Despite pernicious misconceptions about the type of roles Monroe took, "The Misfits" isn't a flashy movie, nor is it a shallow one. With a script by the actress' third husband, Pulitzer-winning playwright Arthur Miller, and a seasoned John Huston behind the camera, the movie is all about the mature emotions of people who need and want each other in different ways. It's challenging and deeply sad, but it's also committed to getting to the core of a female character who's long-since been defined by the whims and desires of men. While it would be folly to assume the fictional film reflects its lead's heart, "The Misfits" is undoubtedly more thoughtful than many projects that have aimed to capture Monroe's essence since her passing.

Why it's essential viewing

While discussions of how Monroe related to — and differed from — her public persona could fill a book, one thing about "The Misfits" is certain: it's not a film that attempts to put the actress in a box. Miller's script imagines Roslyn as a woman who's deeply empathetic but far from naive. She goes with Gay not out of love, but as an experiment, a sort of melancholic search for transformation or understanding in the wake of her divorce.
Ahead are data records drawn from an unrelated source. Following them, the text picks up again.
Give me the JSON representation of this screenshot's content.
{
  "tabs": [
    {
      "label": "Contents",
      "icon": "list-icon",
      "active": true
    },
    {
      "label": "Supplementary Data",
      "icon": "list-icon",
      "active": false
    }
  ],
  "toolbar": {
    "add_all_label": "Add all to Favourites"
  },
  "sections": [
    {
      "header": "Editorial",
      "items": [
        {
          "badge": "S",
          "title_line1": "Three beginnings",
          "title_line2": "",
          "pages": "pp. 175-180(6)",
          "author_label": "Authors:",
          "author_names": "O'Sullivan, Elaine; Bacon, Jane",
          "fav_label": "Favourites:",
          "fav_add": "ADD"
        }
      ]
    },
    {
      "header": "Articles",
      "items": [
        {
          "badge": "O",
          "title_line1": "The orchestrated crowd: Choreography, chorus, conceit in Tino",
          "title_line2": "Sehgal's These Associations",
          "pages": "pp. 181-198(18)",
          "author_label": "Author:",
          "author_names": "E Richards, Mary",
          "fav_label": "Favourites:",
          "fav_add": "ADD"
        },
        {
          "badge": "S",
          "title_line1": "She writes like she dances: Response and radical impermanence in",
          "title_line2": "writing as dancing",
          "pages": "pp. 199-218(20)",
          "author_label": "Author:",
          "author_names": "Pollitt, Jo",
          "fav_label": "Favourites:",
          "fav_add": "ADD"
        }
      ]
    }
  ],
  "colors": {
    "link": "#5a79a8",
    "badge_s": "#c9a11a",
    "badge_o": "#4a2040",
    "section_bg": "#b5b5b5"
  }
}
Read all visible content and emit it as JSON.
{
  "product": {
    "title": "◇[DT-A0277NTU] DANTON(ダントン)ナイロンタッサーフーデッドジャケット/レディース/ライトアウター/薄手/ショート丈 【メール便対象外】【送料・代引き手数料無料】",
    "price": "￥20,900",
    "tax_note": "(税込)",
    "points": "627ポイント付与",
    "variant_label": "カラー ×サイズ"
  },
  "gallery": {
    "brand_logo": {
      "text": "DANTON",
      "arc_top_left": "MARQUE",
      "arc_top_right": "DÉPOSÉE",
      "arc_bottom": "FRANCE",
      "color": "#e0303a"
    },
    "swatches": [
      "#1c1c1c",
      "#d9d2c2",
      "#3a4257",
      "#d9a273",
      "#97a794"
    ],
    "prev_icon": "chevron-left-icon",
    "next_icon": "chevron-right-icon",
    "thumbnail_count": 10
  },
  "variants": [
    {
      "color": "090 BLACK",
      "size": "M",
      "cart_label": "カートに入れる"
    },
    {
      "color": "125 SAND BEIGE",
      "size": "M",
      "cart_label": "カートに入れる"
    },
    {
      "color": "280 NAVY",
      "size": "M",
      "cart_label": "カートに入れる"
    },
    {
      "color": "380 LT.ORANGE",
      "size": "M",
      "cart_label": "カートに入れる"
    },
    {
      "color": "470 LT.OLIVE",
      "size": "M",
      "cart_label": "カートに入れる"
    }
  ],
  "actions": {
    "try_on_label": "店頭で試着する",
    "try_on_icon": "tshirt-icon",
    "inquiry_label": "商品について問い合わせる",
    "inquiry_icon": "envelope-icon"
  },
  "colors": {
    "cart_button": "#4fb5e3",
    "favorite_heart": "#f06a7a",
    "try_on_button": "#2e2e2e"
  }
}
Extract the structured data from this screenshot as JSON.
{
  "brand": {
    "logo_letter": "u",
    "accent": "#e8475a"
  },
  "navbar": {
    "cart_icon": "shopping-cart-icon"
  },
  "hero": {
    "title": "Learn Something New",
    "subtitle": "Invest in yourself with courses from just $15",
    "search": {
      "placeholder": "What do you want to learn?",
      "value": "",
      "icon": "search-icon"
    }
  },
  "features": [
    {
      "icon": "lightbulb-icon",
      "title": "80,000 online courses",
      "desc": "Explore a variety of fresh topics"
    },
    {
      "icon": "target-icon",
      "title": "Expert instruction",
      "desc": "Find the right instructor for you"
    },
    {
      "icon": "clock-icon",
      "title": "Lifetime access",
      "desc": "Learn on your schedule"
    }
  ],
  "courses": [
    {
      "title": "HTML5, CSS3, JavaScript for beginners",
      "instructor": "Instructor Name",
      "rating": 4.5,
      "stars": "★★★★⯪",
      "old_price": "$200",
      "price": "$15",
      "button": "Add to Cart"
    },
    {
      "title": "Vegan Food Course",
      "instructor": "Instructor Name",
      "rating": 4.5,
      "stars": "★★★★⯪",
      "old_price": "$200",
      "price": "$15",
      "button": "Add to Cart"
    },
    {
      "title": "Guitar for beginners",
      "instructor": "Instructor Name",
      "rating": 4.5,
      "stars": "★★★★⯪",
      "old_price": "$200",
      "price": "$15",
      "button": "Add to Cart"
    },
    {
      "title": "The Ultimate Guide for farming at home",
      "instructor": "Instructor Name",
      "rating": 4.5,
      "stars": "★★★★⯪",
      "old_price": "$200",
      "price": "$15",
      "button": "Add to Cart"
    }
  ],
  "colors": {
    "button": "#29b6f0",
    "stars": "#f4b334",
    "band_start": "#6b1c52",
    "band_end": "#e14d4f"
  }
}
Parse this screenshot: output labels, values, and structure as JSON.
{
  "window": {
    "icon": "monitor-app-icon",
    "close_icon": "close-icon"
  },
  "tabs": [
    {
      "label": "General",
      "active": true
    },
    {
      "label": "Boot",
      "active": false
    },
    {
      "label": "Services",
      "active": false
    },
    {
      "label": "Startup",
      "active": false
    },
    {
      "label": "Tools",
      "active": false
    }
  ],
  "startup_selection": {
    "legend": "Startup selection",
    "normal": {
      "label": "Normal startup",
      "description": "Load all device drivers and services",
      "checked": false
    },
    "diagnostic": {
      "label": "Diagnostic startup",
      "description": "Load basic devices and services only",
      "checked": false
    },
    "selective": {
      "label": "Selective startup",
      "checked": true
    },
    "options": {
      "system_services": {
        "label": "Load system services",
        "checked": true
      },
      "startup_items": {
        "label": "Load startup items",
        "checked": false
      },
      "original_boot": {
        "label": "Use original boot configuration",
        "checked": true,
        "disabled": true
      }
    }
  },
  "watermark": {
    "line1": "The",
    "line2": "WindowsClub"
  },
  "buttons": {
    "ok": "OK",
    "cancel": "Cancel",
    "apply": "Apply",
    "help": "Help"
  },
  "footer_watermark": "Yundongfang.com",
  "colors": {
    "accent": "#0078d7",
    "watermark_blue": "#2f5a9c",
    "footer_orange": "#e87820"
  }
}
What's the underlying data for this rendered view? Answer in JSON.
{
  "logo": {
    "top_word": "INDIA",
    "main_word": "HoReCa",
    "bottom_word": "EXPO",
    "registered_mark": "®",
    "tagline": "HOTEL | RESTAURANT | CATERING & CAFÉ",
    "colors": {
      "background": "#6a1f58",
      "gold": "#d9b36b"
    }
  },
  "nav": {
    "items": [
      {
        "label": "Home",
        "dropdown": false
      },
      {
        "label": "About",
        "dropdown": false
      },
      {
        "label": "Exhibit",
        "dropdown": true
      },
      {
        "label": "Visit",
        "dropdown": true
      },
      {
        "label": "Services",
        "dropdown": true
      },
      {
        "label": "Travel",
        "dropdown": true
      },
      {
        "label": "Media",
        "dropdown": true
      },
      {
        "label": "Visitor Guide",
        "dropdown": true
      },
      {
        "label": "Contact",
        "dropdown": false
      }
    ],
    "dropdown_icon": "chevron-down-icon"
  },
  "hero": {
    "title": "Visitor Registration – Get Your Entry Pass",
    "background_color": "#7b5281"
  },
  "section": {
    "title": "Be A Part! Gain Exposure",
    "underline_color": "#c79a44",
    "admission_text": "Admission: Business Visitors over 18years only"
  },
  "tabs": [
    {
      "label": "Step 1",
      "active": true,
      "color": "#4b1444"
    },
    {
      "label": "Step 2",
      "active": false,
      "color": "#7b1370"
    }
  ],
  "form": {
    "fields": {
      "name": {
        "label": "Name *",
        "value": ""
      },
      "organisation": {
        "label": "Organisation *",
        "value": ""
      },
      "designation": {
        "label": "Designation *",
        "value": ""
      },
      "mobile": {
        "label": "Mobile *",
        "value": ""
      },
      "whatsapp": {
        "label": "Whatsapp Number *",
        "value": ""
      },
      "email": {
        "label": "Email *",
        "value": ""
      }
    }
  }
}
When the man points out that she's the saddest woman he's met, she says most men think she's happy, and he counters by explaining that they only think she's happy because she makes them happy. Then he tries to kiss her.

The movie is full of achingly wise moments like that, lines from Miller that seem more like something from a stage play or a short story (the script is based on the latter) than a movie. "The Misfits" isn't perfect — it's overlong and sometimes mixes subtlety with its exact opposite — but the United Artists film is bursting with a level of reflection and awareness of the human condition that seems rare for an A-lister led movie of its time. It especially seems rare for a Monroe film, as the often-typecast actress gets to play a woman who seeks simple joy, freedom, and companionship while surrounded by men who can't help but project their own patriarchal needs onto her.

A career ends with a contemplative role

Sixty years after her death, much of the world still seems a lot like the men in "The Misfits": it can't help but project onto this beautiful woman, leaning in for an unwanted kiss right after it claims to understands her sadness. As written by her soon-to-be ex husband, "The Misfits" surely isn't free from some projection of its own, but maybe, just maybe, this project she chose gets a little closer to her truth than some of the dime-a-dozen posthumous representations out there.

"Sometimes when a person don't know what to do, the best thing is to just stand still," Gay tells Roslyn at one point, and she decides to stand still with him in the country when they've only just met. "The Misfits" is thought-provoking, finely-acted, and — as the plot shifts to include rodeo cowboys and wild horses that offer as much metaphorical as literal significance — ultimately shot through with humanity and pain. It's a film that isn't afraid to stand still, take stock, and consider the type of complicated woman that it too often seems like the world can't imagine exists.